EXERCISE BRIEF
Only the pictures are to be left out; please reproduce everything else in the data exactly.

DATASET
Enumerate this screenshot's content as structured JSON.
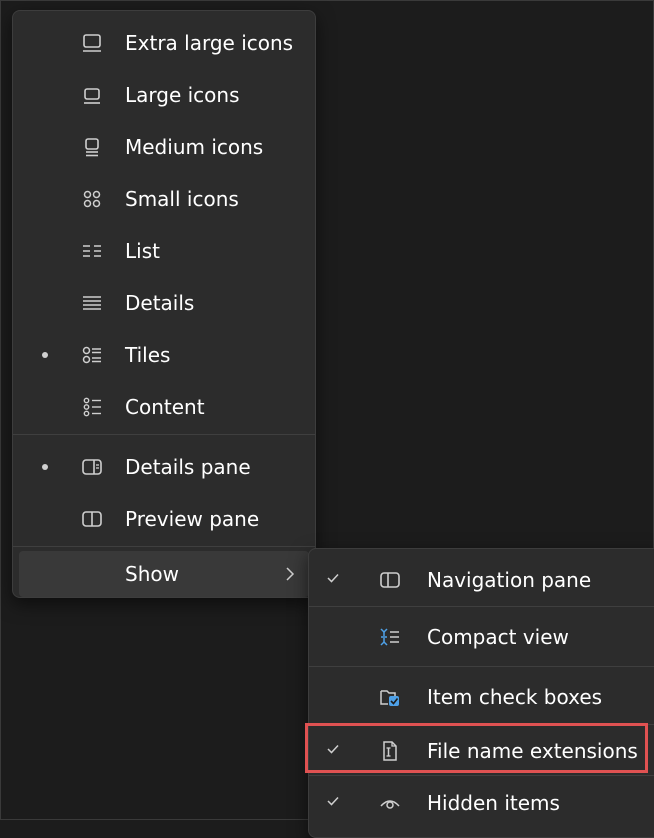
{
  "view_menu": {
    "items": [
      {
        "label": "Extra large icons",
        "icon": "extra-large-icons-icon",
        "selected": false
      },
      {
        "label": "Large icons",
        "icon": "large-icons-icon",
        "selected": false
      },
      {
        "label": "Medium icons",
        "icon": "medium-icons-icon",
        "selected": false
      },
      {
        "label": "Small icons",
        "icon": "small-icons-icon",
        "selected": false
      },
      {
        "label": "List",
        "icon": "list-icon",
        "selected": false
      },
      {
        "label": "Details",
        "icon": "details-icon",
        "selected": false
      },
      {
        "label": "Tiles",
        "icon": "tiles-icon",
        "selected": true
      },
      {
        "label": "Content",
        "icon": "content-icon",
        "selected": false
      }
    ],
    "panes": [
      {
        "label": "Details pane",
        "icon": "details-pane-icon",
        "selected": true
      },
      {
        "label": "Preview pane",
        "icon": "preview-pane-icon",
        "selected": false
      }
    ],
    "show": {
      "label": "Show",
      "icon": "chevron-right-icon"
    }
  },
  "show_submenu": {
    "items": [
      {
        "label": "Navigation pane",
        "icon": "navigation-pane-icon",
        "checked": true
      },
      {
        "label": "Compact view",
        "icon": "compact-view-icon",
        "checked": false
      },
      {
        "label": "Item check boxes",
        "icon": "item-check-boxes-icon",
        "checked": false
      },
      {
        "label": "File name extensions",
        "icon": "file-name-extensions-icon",
        "checked": true,
        "highlighted": true
      },
      {
        "label": "Hidden items",
        "icon": "hidden-items-icon",
        "checked": true
      }
    ]
  },
  "colors": {
    "background": "#1c1c1c",
    "menu": "#2c2c2c",
    "hover": "#393939",
    "text": "#ffffff",
    "icon": "#cfcfcf",
    "accent": "#4ea1e8",
    "highlight_border": "#e05252"
  }
}
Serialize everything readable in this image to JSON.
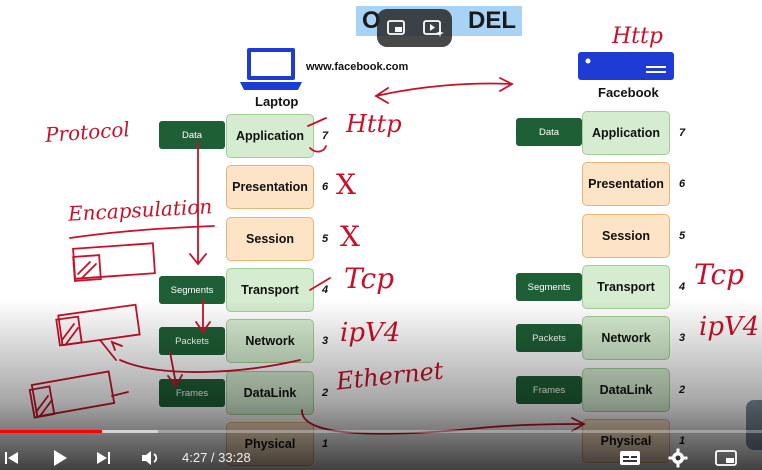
{
  "slide": {
    "title_visible": "DEL",
    "title_left_char": "O",
    "left_host": {
      "url": "www.facebook.com",
      "label": "Laptop"
    },
    "right_host": {
      "label": "Facebook"
    },
    "layers_left": [
      {
        "name": "Application",
        "num": "7",
        "style": "green"
      },
      {
        "name": "Presentation",
        "num": "6",
        "style": "orange"
      },
      {
        "name": "Session",
        "num": "5",
        "style": "orange"
      },
      {
        "name": "Transport",
        "num": "4",
        "style": "green"
      },
      {
        "name": "Network",
        "num": "3",
        "style": "green"
      },
      {
        "name": "DataLink",
        "num": "2",
        "style": "green"
      },
      {
        "name": "Physical",
        "num": "1",
        "style": "orange"
      }
    ],
    "layers_right": [
      {
        "name": "Application",
        "num": "7",
        "style": "green"
      },
      {
        "name": "Presentation",
        "num": "6",
        "style": "orange"
      },
      {
        "name": "Session",
        "num": "5",
        "style": "orange"
      },
      {
        "name": "Transport",
        "num": "4",
        "style": "green"
      },
      {
        "name": "Network",
        "num": "3",
        "style": "green"
      },
      {
        "name": "DataLink",
        "num": "2",
        "style": "green"
      },
      {
        "name": "Physical",
        "num": "1",
        "style": "orange"
      }
    ],
    "pdu_left": [
      "Data",
      "Segments",
      "Packets",
      "Frames"
    ],
    "pdu_right": [
      "Data",
      "Segments",
      "Packets",
      "Frames"
    ],
    "handwriting": {
      "protocol": "Protocol",
      "encapsulation": "Encapsulation",
      "http_top": "Http",
      "http_mid": "Http",
      "tcp_left": "Tcp",
      "tcp_right": "Tcp",
      "ipv4_left": "ipV4",
      "ipv4_right": "ipV4",
      "ethernet": "Ethernet",
      "x6": "X",
      "x5": "X"
    }
  },
  "player": {
    "time_current": "4:27",
    "time_total": "33:28",
    "progress_fraction": 0.134,
    "buffer_fraction": 0.208,
    "accent": "#ff0000"
  }
}
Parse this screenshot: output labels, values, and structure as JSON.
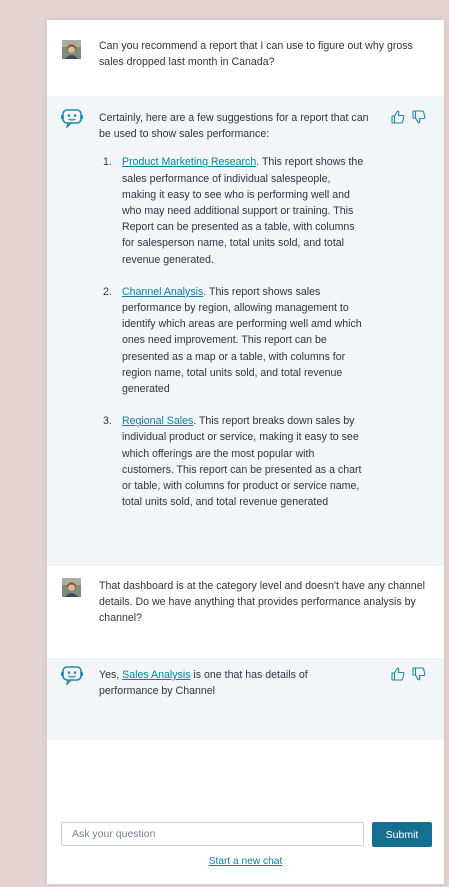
{
  "messages": [
    {
      "role": "user",
      "text": "Can you recommend a report that I can use to figure out why gross sales dropped last month in Canada?"
    },
    {
      "role": "assistant",
      "intro": "Certainly, here are a few suggestions for a report that can be used to show sales performance:",
      "items": [
        {
          "num": "1.",
          "link": "Product Marketing Research",
          "text": ". This report shows the sales performance of individual salespeople, making it easy to see who is performing well and who may need additional support or training. This Report can be presented as a table, with columns for salesperson name, total units sold, and total revenue generated."
        },
        {
          "num": "2.",
          "link": "Channel Analysis",
          "text": ". This report shows sales performance by region, allowing management to identify which areas are performing well amd which ones need improvement. This report can be presented as a map or a table, with columns for region name, total units sold, and total revenue generated"
        },
        {
          "num": "3.",
          "link": "Regional Sales",
          "text": ". This report breaks down sales by individual product or service, making it easy to see which offerings are the most popular with customers. This report can be presented as a chart or table, with columns for product or service name, total units sold, and total revenue generated"
        }
      ]
    },
    {
      "role": "user",
      "text": "That dashboard is at the category level and doesn't have any channel details. Do we have anything that provides performance analysis by channel?"
    },
    {
      "role": "assistant",
      "pre": "Yes, ",
      "link": "Sales Analysis",
      "post": " is one that has details of performance by Channel"
    }
  ],
  "input": {
    "placeholder": "Ask your question",
    "value": ""
  },
  "submit_label": "Submit",
  "new_chat_label": "Start a new chat",
  "icons": {
    "user_avatar": "user-avatar",
    "bot": "chatbot-icon",
    "thumbs_up": "thumbs-up-icon",
    "thumbs_down": "thumbs-down-icon"
  },
  "colors": {
    "accent": "#15708f",
    "link": "#0d7fa3",
    "bot_bg": "#f3f6f8",
    "page_bg": "#e6d4d4"
  }
}
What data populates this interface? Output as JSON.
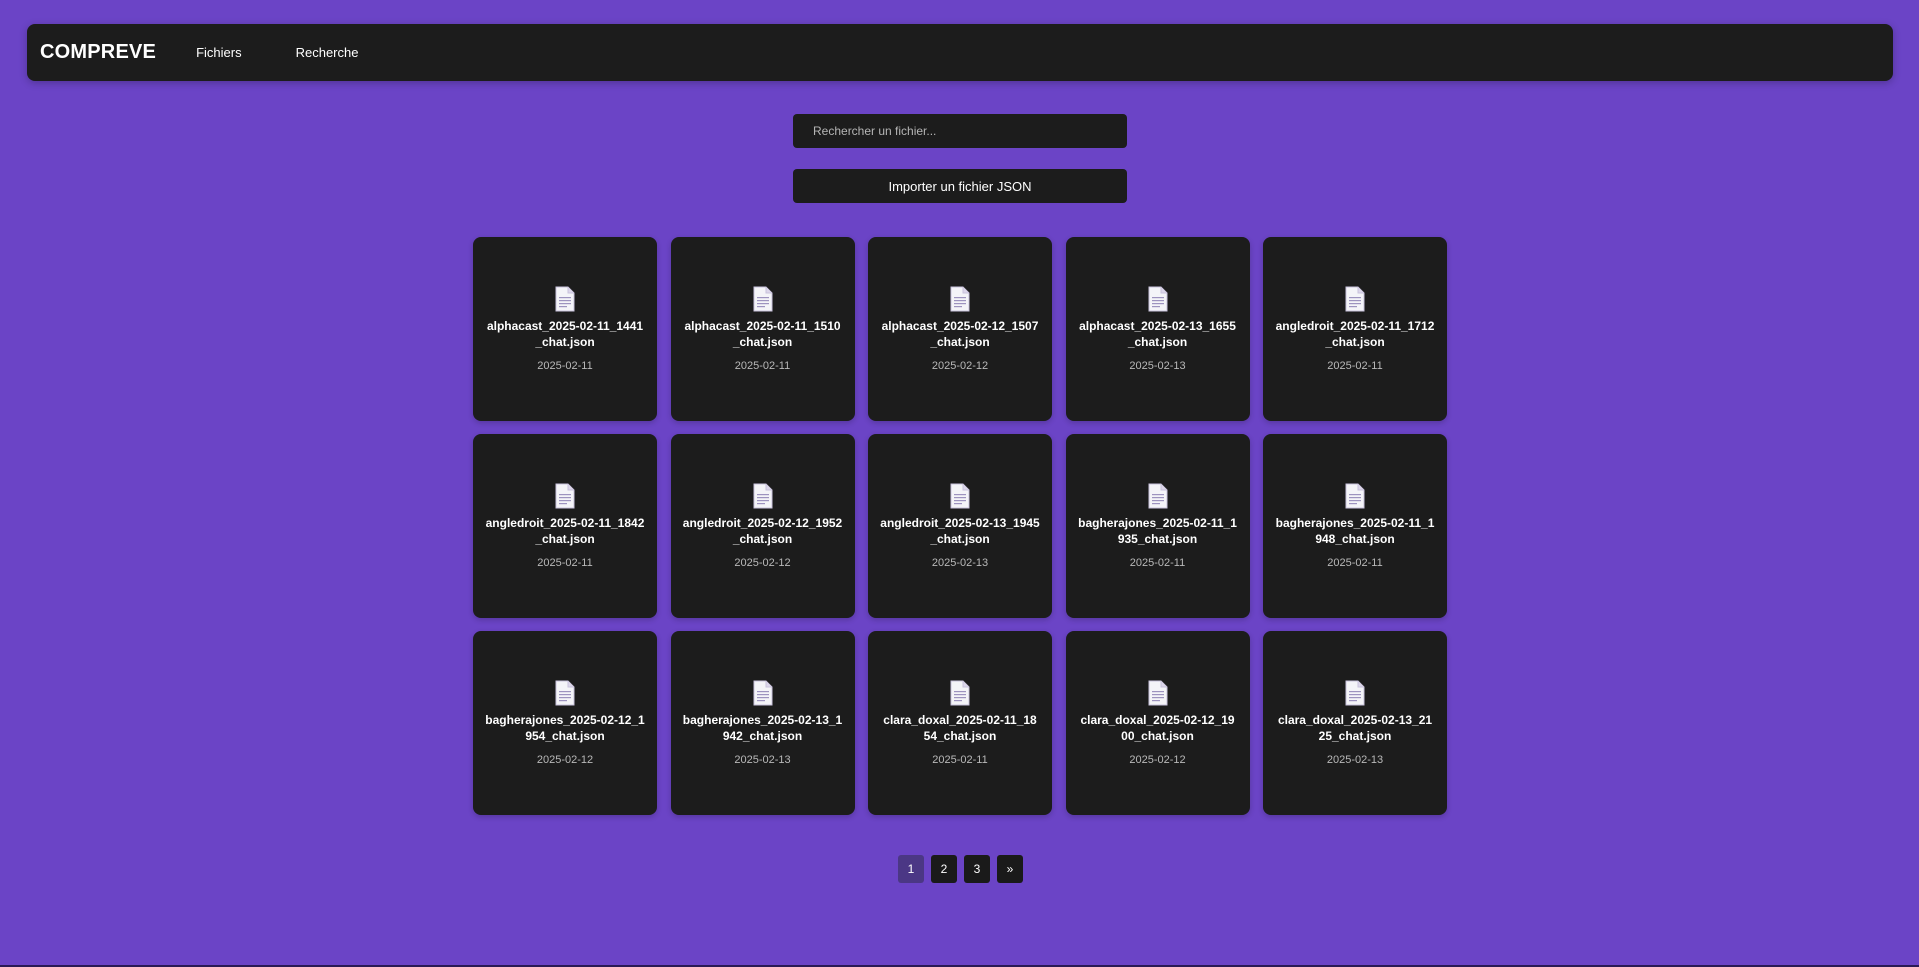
{
  "navbar": {
    "brand": "COMPREVE",
    "links": [
      "Fichiers",
      "Recherche"
    ]
  },
  "search": {
    "placeholder": "Rechercher un fichier..."
  },
  "import_button": {
    "label": "Importer un fichier JSON"
  },
  "files": [
    {
      "name": "alphacast_2025-02-11_1441_chat.json",
      "date": "2025-02-11"
    },
    {
      "name": "alphacast_2025-02-11_1510_chat.json",
      "date": "2025-02-11"
    },
    {
      "name": "alphacast_2025-02-12_1507_chat.json",
      "date": "2025-02-12"
    },
    {
      "name": "alphacast_2025-02-13_1655_chat.json",
      "date": "2025-02-13"
    },
    {
      "name": "angledroit_2025-02-11_1712_chat.json",
      "date": "2025-02-11"
    },
    {
      "name": "angledroit_2025-02-11_1842_chat.json",
      "date": "2025-02-11"
    },
    {
      "name": "angledroit_2025-02-12_1952_chat.json",
      "date": "2025-02-12"
    },
    {
      "name": "angledroit_2025-02-13_1945_chat.json",
      "date": "2025-02-13"
    },
    {
      "name": "bagherajones_2025-02-11_1935_chat.json",
      "date": "2025-02-11"
    },
    {
      "name": "bagherajones_2025-02-11_1948_chat.json",
      "date": "2025-02-11"
    },
    {
      "name": "bagherajones_2025-02-12_1954_chat.json",
      "date": "2025-02-12"
    },
    {
      "name": "bagherajones_2025-02-13_1942_chat.json",
      "date": "2025-02-13"
    },
    {
      "name": "clara_doxal_2025-02-11_1854_chat.json",
      "date": "2025-02-11"
    },
    {
      "name": "clara_doxal_2025-02-12_1900_chat.json",
      "date": "2025-02-12"
    },
    {
      "name": "clara_doxal_2025-02-13_2125_chat.json",
      "date": "2025-02-13"
    }
  ],
  "pagination": {
    "pages": [
      "1",
      "2",
      "3"
    ],
    "current": "1",
    "next_label": "»"
  },
  "colors": {
    "background": "#6b44c6",
    "panel": "#1c1c1c",
    "active_page": "#4b3785"
  },
  "icons": {
    "file": "file-icon"
  }
}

SOLUTION TO THE EXERCISE
Enumerate this screenshot's content as structured JSON.
{
  "view_menu": {
    "items": [
      {
        "label": "Extra large icons",
        "icon": "extra-large-icons-icon",
        "selected": false
      },
      {
        "label": "Large icons",
        "icon": "large-icons-icon",
        "selected": false
      },
      {
        "label": "Medium icons",
        "icon": "medium-icons-icon",
        "selected": false
      },
      {
        "label": "Small icons",
        "icon": "small-icons-icon",
        "selected": false
      },
      {
        "label": "List",
        "icon": "list-icon",
        "selected": false
      },
      {
        "label": "Details",
        "icon": "details-icon",
        "selected": false
      },
      {
        "label": "Tiles",
        "icon": "tiles-icon",
        "selected": true
      },
      {
        "label": "Content",
        "icon": "content-icon",
        "selected": false
      }
    ],
    "panes": [
      {
        "label": "Details pane",
        "icon": "details-pane-icon",
        "selected": true
      },
      {
        "label": "Preview pane",
        "icon": "preview-pane-icon",
        "selected": false
      }
    ],
    "show": {
      "label": "Show",
      "icon": "chevron-right-icon"
    }
  },
  "show_submenu": {
    "items": [
      {
        "label": "Navigation pane",
        "icon": "navigation-pane-icon",
        "checked": true
      },
      {
        "label": "Compact view",
        "icon": "compact-view-icon",
        "checked": false
      },
      {
        "label": "Item check boxes",
        "icon": "item-check-boxes-icon",
        "checked": false
      },
      {
        "label": "File name extensions",
        "icon": "file-name-extensions-icon",
        "checked": true,
        "highlighted": true
      },
      {
        "label": "Hidden items",
        "icon": "hidden-items-icon",
        "checked": true
      }
    ]
  },
  "colors": {
    "background": "#1c1c1c",
    "menu": "#2c2c2c",
    "hover": "#393939",
    "text": "#ffffff",
    "icon": "#cfcfcf",
    "accent": "#4ea1e8",
    "highlight_border": "#e05252"
  }
}
Serialize everything readable in this image to JSON.
{
  "slide": {
    "title_visible": "DEL",
    "title_left_char": "O",
    "left_host": {
      "url": "www.facebook.com",
      "label": "Laptop"
    },
    "right_host": {
      "label": "Facebook"
    },
    "layers_left": [
      {
        "name": "Application",
        "num": "7",
        "style": "green"
      },
      {
        "name": "Presentation",
        "num": "6",
        "style": "orange"
      },
      {
        "name": "Session",
        "num": "5",
        "style": "orange"
      },
      {
        "name": "Transport",
        "num": "4",
        "style": "green"
      },
      {
        "name": "Network",
        "num": "3",
        "style": "green"
      },
      {
        "name": "DataLink",
        "num": "2",
        "style": "green"
      },
      {
        "name": "Physical",
        "num": "1",
        "style": "orange"
      }
    ],
    "layers_right": [
      {
        "name": "Application",
        "num": "7",
        "style": "green"
      },
      {
        "name": "Presentation",
        "num": "6",
        "style": "orange"
      },
      {
        "name": "Session",
        "num": "5",
        "style": "orange"
      },
      {
        "name": "Transport",
        "num": "4",
        "style": "green"
      },
      {
        "name": "Network",
        "num": "3",
        "style": "green"
      },
      {
        "name": "DataLink",
        "num": "2",
        "style": "green"
      },
      {
        "name": "Physical",
        "num": "1",
        "style": "orange"
      }
    ],
    "pdu_left": [
      "Data",
      "Segments",
      "Packets",
      "Frames"
    ],
    "pdu_right": [
      "Data",
      "Segments",
      "Packets",
      "Frames"
    ],
    "handwriting": {
      "protocol": "Protocol",
      "encapsulation": "Encapsulation",
      "http_top": "Http",
      "http_mid": "Http",
      "tcp_left": "Tcp",
      "tcp_right": "Tcp",
      "ipv4_left": "ipV4",
      "ipv4_right": "ipV4",
      "ethernet": "Ethernet",
      "x6": "X",
      "x5": "X"
    }
  },
  "player": {
    "time_current": "4:27",
    "time_total": "33:28",
    "progress_fraction": 0.134,
    "buffer_fraction": 0.208,
    "accent": "#ff0000"
  }
}
Parse this screenshot: output labels, values, and structure as JSON.
{
  "messages": [
    {
      "role": "user",
      "text": "Can you recommend a report that I can use to figure out why gross sales dropped last month in Canada?"
    },
    {
      "role": "assistant",
      "intro": "Certainly, here are a few suggestions for a report that can be used to show sales performance:",
      "items": [
        {
          "num": "1.",
          "link": "Product Marketing Research",
          "text": ". This report shows the sales performance of individual salespeople, making it easy to see who is performing well and who may need additional support or training. This Report can be presented as a table, with columns for salesperson name, total units sold, and total revenue generated."
        },
        {
          "num": "2.",
          "link": "Channel Analysis",
          "text": ". This report shows sales performance by region, allowing management to identify which areas are performing well amd which ones need improvement. This report can be presented as a map or a table, with columns for region name, total units sold, and total revenue generated"
        },
        {
          "num": "3.",
          "link": "Regional Sales",
          "text": ". This report breaks down sales by individual product or service, making it easy to see which offerings are the most popular with customers. This report can be presented as a chart or table, with columns for product or service name, total units sold, and total revenue generated"
        }
      ]
    },
    {
      "role": "user",
      "text": "That dashboard is at the category level and doesn't have any channel details. Do we have anything that provides performance analysis by channel?"
    },
    {
      "role": "assistant",
      "pre": "Yes, ",
      "link": "Sales Analysis",
      "post": " is one that has details of performance by Channel"
    }
  ],
  "input": {
    "placeholder": "Ask your question",
    "value": ""
  },
  "submit_label": "Submit",
  "new_chat_label": "Start a new chat",
  "icons": {
    "user_avatar": "user-avatar",
    "bot": "chatbot-icon",
    "thumbs_up": "thumbs-up-icon",
    "thumbs_down": "thumbs-down-icon"
  },
  "colors": {
    "accent": "#15708f",
    "link": "#0d7fa3",
    "bot_bg": "#f3f6f8",
    "page_bg": "#e6d4d4"
  }
}
What data populates this interface? Output as JSON.
{
  "navbar": {
    "brand": "COMPREVE",
    "links": [
      "Fichiers",
      "Recherche"
    ]
  },
  "search": {
    "placeholder": "Rechercher un fichier..."
  },
  "import_button": {
    "label": "Importer un fichier JSON"
  },
  "files": [
    {
      "name": "alphacast_2025-02-11_1441_chat.json",
      "date": "2025-02-11"
    },
    {
      "name": "alphacast_2025-02-11_1510_chat.json",
      "date": "2025-02-11"
    },
    {
      "name": "alphacast_2025-02-12_1507_chat.json",
      "date": "2025-02-12"
    },
    {
      "name": "alphacast_2025-02-13_1655_chat.json",
      "date": "2025-02-13"
    },
    {
      "name": "angledroit_2025-02-11_1712_chat.json",
      "date": "2025-02-11"
    },
    {
      "name": "angledroit_2025-02-11_1842_chat.json",
      "date": "2025-02-11"
    },
    {
      "name": "angledroit_2025-02-12_1952_chat.json",
      "date": "2025-02-12"
    },
    {
      "name": "angledroit_2025-02-13_1945_chat.json",
      "date": "2025-02-13"
    },
    {
      "name": "bagherajones_2025-02-11_1935_chat.json",
      "date": "2025-02-11"
    },
    {
      "name": "bagherajones_2025-02-11_1948_chat.json",
      "date": "2025-02-11"
    },
    {
      "name": "bagherajones_2025-02-12_1954_chat.json",
      "date": "2025-02-12"
    },
    {
      "name": "bagherajones_2025-02-13_1942_chat.json",
      "date": "2025-02-13"
    },
    {
      "name": "clara_doxal_2025-02-11_1854_chat.json",
      "date": "2025-02-11"
    },
    {
      "name": "clara_doxal_2025-02-12_1900_chat.json",
      "date": "2025-02-12"
    },
    {
      "name": "clara_doxal_2025-02-13_2125_chat.json",
      "date": "2025-02-13"
    }
  ],
  "pagination": {
    "pages": [
      "1",
      "2",
      "3"
    ],
    "current": "1",
    "next_label": "»"
  },
  "colors": {
    "background": "#6b44c6",
    "panel": "#1c1c1c",
    "active_page": "#4b3785"
  },
  "icons": {
    "file": "file-icon"
  }
}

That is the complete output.